Robert Ryberg, managing partner at Peak Consulting Partners in Evergreen, Colo., says the most successful deals he has seen involve the founder of the practice staying with the organization and working through any issues around blending cultures. Deals where founders have a short-term goal to exit within three months or six months are not as successful, he says. If the founder isn’t interested in staying, it can lessen the interest of buyers in completing a deal.
“Sometimes the buyer ties compensation to performance in helping them transition, so it is a partnership for growth,” he adds. “They might keep you in a minority position of 10% or 20% and then do an earn-out structure over the next year, so you are incentivized to grow the business.”
3 What is the best cultural fit?
Understanding the motivations and culture of the buyers is key to any deal, says Rosenbluth. If the buyer is focused on delivering on a mission to help individuals with behavioral health disorders, that trumps any financially driven enticements.
“It is not about the money. It is about helping people, and indirectly you make money,” he says.
According to Ryberg, there are situations where a seller might not take the highest offer because they appreciate the culture of a different buyer. It’s a legitimate variable to consider.
Cultural fit may include whether the merging organizations are not-for-profit or for-profit.
“Nine times out of 10, nonprofits merge with other nonprofits,” Schramski says, adding that if a center has a not-for-profit board, the idea of merging with another not-for-profit board is easier to fathom than their assets being bought by a for-profit.
“That being said, we are currently seeing more nonprofit assets being bought by for-profits, including private equity firms, than ever before in that marketplace,” he adds.
4 When do you notify employees?
One issue sellers will have to decide about is when to talk to employees about a potential sale. A seller may not want to get their employees upset, so hold off until the last moment. There are a variety of philosophies around how much to entrust to employees, and the reaction to a purchase is not always predictable.

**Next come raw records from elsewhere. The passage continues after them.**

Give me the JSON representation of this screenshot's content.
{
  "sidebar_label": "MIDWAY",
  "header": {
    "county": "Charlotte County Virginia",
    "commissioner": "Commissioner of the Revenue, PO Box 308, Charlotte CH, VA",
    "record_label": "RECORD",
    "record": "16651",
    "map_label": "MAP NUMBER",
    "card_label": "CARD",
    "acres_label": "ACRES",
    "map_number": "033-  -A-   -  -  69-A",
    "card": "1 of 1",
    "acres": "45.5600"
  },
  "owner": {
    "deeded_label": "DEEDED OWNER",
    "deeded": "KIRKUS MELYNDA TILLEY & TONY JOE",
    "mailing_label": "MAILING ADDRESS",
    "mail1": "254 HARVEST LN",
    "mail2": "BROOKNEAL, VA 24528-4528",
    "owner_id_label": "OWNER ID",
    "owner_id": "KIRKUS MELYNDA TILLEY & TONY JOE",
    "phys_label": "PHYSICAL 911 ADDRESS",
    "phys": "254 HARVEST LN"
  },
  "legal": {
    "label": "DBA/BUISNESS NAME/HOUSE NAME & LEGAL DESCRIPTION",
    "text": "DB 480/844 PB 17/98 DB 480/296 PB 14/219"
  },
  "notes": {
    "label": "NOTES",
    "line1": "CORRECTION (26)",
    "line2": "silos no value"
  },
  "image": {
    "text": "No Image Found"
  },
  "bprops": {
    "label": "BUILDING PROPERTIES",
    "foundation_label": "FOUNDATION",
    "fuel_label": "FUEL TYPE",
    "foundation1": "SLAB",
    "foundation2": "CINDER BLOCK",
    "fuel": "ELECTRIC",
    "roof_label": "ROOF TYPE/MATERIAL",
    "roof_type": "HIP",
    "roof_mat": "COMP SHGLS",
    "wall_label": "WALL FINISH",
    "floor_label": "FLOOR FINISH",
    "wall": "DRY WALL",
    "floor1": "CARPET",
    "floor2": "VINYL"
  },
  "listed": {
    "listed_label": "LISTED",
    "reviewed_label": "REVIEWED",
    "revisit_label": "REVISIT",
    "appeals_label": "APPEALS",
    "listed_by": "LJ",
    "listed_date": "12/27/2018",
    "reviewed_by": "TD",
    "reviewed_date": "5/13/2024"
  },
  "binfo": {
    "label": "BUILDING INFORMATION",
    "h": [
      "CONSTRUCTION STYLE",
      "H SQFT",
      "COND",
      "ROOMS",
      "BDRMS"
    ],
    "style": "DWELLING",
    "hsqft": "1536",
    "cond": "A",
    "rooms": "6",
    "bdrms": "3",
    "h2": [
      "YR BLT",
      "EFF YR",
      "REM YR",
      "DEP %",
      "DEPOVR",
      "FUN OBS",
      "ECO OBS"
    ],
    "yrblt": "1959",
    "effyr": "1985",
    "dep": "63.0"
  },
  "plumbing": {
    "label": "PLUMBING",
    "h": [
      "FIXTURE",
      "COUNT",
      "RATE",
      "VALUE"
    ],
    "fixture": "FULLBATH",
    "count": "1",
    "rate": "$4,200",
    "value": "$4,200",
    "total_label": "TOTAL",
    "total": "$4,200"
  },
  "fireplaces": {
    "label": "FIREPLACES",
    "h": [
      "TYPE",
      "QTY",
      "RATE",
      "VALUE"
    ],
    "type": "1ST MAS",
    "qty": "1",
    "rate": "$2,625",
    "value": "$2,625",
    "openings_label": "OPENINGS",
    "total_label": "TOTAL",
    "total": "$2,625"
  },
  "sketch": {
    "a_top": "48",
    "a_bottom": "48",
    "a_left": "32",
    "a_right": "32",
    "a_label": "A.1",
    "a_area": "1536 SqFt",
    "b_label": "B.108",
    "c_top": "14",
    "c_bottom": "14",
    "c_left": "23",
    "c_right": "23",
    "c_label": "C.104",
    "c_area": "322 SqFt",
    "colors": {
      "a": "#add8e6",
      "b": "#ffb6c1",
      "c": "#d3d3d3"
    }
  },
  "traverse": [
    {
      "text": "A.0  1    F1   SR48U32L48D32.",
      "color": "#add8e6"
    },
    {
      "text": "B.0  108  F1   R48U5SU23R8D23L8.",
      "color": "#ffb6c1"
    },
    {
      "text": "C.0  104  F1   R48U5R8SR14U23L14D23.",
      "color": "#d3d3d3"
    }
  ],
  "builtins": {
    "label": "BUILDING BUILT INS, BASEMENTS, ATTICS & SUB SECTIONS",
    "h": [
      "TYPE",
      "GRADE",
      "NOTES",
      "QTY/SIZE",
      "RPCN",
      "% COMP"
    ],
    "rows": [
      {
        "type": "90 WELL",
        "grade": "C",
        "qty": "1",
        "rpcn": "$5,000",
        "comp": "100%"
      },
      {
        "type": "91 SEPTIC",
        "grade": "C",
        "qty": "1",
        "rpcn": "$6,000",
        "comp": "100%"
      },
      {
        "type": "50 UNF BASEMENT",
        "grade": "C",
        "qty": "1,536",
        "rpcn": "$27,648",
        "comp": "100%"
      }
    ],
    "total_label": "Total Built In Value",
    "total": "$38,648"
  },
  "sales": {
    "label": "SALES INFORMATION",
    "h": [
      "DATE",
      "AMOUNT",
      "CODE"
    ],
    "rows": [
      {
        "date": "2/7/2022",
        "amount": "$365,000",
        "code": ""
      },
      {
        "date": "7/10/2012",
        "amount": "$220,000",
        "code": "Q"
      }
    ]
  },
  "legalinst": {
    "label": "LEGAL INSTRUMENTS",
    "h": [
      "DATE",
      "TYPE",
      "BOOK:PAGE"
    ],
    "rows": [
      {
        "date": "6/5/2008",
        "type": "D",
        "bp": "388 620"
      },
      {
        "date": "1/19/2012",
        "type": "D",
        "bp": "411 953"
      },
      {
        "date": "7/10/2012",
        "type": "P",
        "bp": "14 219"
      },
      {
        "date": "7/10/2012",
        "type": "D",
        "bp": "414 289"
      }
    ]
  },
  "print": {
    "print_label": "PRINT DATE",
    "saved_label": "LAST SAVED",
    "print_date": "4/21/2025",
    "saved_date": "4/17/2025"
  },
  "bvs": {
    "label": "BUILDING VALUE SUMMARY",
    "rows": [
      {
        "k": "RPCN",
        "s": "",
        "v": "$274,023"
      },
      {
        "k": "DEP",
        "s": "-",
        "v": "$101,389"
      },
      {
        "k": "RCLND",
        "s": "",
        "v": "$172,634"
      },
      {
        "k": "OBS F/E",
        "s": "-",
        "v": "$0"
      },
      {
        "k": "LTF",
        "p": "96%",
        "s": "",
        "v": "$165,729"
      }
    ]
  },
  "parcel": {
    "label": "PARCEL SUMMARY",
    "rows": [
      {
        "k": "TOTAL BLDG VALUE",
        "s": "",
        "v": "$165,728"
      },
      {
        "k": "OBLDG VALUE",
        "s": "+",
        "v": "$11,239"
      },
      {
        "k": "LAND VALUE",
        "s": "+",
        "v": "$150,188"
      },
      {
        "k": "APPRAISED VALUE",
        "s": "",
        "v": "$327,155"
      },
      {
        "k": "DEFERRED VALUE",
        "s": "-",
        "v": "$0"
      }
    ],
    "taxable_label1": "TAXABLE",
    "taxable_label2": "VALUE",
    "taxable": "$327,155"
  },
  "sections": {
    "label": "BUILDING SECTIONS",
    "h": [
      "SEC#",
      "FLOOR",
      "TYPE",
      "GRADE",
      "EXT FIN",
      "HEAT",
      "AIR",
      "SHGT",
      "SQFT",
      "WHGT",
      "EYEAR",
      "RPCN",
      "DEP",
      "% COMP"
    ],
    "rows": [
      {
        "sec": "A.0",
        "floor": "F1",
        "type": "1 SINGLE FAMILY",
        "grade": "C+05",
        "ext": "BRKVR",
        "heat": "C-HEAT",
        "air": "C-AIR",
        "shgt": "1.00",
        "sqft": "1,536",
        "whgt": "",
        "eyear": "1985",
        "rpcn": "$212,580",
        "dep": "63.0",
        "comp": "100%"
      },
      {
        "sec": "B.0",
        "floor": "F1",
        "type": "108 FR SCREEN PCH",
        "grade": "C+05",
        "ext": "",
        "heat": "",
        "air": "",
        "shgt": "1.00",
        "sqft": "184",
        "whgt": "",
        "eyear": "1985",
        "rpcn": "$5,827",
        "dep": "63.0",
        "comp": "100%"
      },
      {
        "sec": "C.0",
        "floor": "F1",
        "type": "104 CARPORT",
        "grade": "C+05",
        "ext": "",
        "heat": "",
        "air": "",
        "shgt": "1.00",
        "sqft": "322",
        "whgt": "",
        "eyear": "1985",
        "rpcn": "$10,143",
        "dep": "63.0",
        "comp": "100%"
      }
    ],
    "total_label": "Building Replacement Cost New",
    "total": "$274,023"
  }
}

“When they get to the point of notifying their employees, some sellers dread it,” Schramski says, “and then sometimes they get reactions from employees they were not anticipating.”